##### RECORDS SUPPLIED

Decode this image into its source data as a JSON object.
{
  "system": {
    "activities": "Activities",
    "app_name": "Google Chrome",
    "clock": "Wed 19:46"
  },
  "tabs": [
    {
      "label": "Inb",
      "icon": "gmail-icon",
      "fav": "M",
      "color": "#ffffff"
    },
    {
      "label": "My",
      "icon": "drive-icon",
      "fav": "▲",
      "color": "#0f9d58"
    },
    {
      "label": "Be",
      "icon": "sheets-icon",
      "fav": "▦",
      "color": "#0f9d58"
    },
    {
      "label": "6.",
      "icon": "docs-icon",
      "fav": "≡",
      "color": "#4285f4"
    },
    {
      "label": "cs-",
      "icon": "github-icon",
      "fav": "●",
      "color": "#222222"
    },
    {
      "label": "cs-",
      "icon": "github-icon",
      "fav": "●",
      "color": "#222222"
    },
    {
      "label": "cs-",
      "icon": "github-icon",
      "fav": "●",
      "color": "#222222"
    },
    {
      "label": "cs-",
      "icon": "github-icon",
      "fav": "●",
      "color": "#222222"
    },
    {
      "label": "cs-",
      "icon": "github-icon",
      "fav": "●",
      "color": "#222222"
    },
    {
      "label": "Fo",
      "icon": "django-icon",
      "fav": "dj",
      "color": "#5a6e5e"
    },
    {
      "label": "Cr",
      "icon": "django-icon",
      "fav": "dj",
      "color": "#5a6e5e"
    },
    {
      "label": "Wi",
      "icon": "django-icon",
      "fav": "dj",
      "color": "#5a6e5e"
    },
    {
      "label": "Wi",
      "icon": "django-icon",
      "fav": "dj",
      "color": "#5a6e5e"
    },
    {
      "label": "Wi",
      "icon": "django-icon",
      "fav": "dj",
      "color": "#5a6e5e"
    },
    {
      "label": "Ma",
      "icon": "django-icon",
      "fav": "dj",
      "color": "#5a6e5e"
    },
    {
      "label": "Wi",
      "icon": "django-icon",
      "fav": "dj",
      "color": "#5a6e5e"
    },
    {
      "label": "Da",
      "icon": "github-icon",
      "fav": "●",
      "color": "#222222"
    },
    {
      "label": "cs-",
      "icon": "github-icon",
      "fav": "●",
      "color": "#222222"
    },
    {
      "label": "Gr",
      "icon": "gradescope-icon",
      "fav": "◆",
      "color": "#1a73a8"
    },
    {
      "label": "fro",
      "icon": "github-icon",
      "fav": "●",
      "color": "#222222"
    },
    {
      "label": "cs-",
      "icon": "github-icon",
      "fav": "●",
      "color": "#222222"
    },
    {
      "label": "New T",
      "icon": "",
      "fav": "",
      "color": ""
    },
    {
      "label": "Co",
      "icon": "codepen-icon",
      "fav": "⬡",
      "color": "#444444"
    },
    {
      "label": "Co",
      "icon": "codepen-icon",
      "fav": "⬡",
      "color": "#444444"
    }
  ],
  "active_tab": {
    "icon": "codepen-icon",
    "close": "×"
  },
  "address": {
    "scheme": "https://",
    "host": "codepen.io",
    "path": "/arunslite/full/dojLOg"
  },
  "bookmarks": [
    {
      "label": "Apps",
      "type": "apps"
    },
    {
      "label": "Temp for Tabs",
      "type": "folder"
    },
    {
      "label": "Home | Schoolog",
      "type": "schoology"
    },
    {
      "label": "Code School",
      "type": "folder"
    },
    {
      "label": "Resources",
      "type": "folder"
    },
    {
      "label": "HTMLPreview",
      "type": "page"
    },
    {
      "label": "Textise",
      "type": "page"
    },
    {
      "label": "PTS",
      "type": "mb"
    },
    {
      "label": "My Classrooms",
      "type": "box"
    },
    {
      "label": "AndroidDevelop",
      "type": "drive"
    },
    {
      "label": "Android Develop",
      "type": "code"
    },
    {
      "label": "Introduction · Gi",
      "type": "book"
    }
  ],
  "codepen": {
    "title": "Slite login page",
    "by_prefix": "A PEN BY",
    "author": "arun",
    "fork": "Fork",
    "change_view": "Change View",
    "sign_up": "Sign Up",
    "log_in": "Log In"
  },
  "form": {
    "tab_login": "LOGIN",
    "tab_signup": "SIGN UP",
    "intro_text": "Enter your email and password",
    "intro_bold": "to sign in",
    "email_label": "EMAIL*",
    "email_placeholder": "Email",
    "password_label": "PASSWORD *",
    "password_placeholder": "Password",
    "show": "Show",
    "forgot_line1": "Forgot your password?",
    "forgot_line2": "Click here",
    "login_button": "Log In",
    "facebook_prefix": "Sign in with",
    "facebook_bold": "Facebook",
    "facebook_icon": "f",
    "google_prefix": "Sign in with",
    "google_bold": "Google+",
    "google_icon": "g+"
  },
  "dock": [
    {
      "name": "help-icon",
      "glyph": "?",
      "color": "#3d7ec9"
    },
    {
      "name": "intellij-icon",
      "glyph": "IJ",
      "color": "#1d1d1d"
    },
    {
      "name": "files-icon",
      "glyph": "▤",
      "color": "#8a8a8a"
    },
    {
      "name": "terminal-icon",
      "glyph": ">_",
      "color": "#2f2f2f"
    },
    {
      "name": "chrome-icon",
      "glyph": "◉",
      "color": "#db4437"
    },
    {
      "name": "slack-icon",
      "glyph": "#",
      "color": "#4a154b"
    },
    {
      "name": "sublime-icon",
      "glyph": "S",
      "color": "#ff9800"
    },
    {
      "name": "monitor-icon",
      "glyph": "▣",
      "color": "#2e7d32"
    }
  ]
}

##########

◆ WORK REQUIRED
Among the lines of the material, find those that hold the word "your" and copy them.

◆ SOLVED EXERCISE
    "intro_text": "Enter your email and password",
    "forgot_line1": "Forgot your password?",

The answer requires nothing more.